- Ipswich Ale Brewery – Harvest Ale (American Red Ale) – This also uses all pellet hops and is heavily dry hopped. The brewer wanted to celebrate the hop harvest season by brewing a hopped up red ale.
Now, also in the ambiguous Harvest category is Southern Tier’s Harvest Ale. I have to single this one out because it’s a bit of an oddball. They use freshly picked wet hops, then vacuum seal them and use them about two or three weeks later. According to their brewer, the hops are not that brilliant green color that a freshly picked hop would have, but they are still green and fragrant. So, what category do they belong in?

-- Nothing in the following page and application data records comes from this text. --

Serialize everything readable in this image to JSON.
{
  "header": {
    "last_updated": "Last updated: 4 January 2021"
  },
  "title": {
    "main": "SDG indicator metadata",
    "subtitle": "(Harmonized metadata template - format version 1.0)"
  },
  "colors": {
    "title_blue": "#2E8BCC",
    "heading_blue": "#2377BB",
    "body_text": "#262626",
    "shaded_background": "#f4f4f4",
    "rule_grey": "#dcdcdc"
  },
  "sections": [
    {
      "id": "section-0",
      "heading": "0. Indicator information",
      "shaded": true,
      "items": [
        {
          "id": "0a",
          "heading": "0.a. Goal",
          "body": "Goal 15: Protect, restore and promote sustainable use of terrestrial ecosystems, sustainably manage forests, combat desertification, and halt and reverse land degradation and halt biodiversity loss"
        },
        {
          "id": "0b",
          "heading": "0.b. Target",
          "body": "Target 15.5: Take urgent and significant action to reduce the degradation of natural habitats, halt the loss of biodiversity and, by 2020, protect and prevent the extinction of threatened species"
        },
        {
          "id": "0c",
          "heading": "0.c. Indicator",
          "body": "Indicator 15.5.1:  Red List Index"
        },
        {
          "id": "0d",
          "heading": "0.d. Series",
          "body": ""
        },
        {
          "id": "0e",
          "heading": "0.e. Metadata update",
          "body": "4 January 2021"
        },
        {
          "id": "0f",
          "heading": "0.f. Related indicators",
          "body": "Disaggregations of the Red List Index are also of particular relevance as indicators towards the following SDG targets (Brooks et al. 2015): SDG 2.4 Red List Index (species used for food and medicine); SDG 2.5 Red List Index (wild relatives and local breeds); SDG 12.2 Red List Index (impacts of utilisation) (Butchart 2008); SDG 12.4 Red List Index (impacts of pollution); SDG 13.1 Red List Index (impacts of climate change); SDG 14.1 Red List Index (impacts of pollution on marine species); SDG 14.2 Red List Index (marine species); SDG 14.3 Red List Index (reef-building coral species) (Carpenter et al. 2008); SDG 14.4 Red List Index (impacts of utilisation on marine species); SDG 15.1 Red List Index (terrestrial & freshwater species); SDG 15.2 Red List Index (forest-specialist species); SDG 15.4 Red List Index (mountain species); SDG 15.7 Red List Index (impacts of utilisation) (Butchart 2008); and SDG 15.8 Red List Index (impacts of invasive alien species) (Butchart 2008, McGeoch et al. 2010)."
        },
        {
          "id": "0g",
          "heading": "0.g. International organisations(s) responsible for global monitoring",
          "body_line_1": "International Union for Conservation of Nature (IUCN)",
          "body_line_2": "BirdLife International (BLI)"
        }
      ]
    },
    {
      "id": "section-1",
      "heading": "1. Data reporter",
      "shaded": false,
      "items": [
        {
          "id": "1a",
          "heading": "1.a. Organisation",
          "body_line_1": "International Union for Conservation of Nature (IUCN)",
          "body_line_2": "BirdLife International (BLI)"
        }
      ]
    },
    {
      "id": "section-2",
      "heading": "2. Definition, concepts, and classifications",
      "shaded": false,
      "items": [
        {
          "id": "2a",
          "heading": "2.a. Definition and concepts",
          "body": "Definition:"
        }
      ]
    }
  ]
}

The effect of using fresh wet hops on the taste of beer is significant. I’ve tried most of the beers listed above, and can tell you that personally, I find the difference pretty clear. For me, wet hop beers are bursting with hop aroma and flavor that is more intense and complex than other hoppy beers. This does not necessarily make a beer “better” just because it’s wet hopped. I found the Ipswich to be a delightfully hoppy beer. The Southern Tier is one of my favorites of the season (including pumpkin ales and Oktoberfests!). However, when I first tried the Victory Harvest Ale I didn’t know for sure yet if it was wet hop or not (it was on tap at the liquor store so there wasn’t a label), though after tasting a few wet-hop brews this season I could clearly taste and smell those fresh hops. And I may be pointing my finger at Sierra Nevada, but I love their beers. Southern Hemisphere is delicious and I’ll always look forward to it each year. The issues I have are only with the labeling. I want to know exactly what I’m drinking.

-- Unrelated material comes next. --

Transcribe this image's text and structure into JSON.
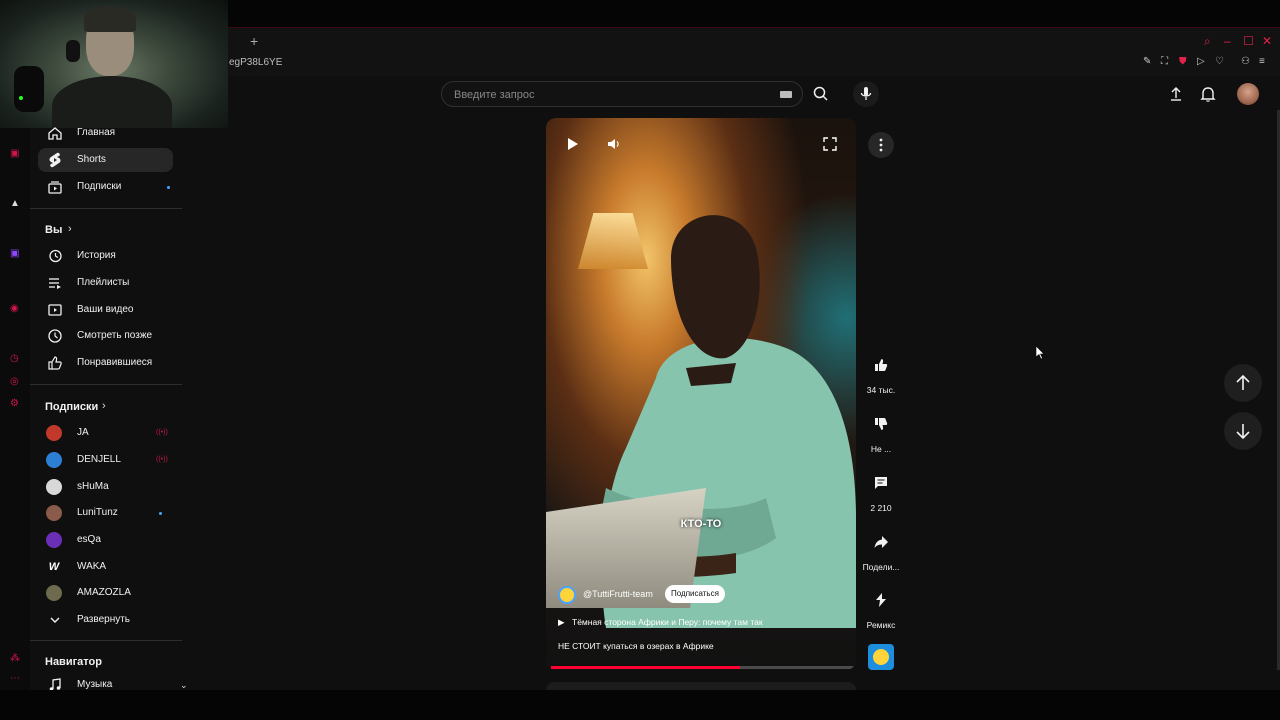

This leaves us to ask the question: what should be done about this terminology problem? In my opinion, I think the term “fresh hop” should be only be used to describe actual freshly picked wet hops. This will limit confusion and possible frustration when trying to decide what to purchase at your favorite bottle shop or bar. If harvest ale can mean anything – wet, dry whole cone, wet vacuum sealed, pellet – there should be an added description on the bottle that tells you if it’s a wet/fresh ale. If a harvest ale is brewed with nothing that is freshly harvested OR if it uses freshly picked and immediately dried whole cones, it’s just a harvest ale. It’s still not “fresh”.
This country is undergoing a great beer revolution with the rapid increase of craft breweries and all their success. It’s an exciting time to be a beer lover and the fact that I have this terminology detail to raise issue with is a good sign. It means there is more interest for brewers to release seasonal brews and maybe try something new.
I get ridiculously excited when I find out a brewery is making a wet hop brew, and even more excited to hear that they are using fresh local ingredients. I am a true hop head, after all, and it’s my duty (right?) to thoroughly get to know those special little flowers in whatever form they’re used in beer.
I thought I hated beer until my now husband, Dan, made me try a Sierra Nevada Pale Ale back in college. It turns out I just hated bad beer. It wasn’t too long before I discovered I was a hop head. I live in New Jersey with my husband and two young children (yes, both already know exactly what a growler is). I’m a trumpet player and teach at a local conservatory, and tend to geek out on British-style brass bands. I’m also an aspiring flying trapeze artist. Yes, seriously (but just for fun, no circus). My state is not known for its beer scene, yet its love for craft beer is growing rapidly. There’s a nice beer community forming and I’m happy to be a part of it. Cheers!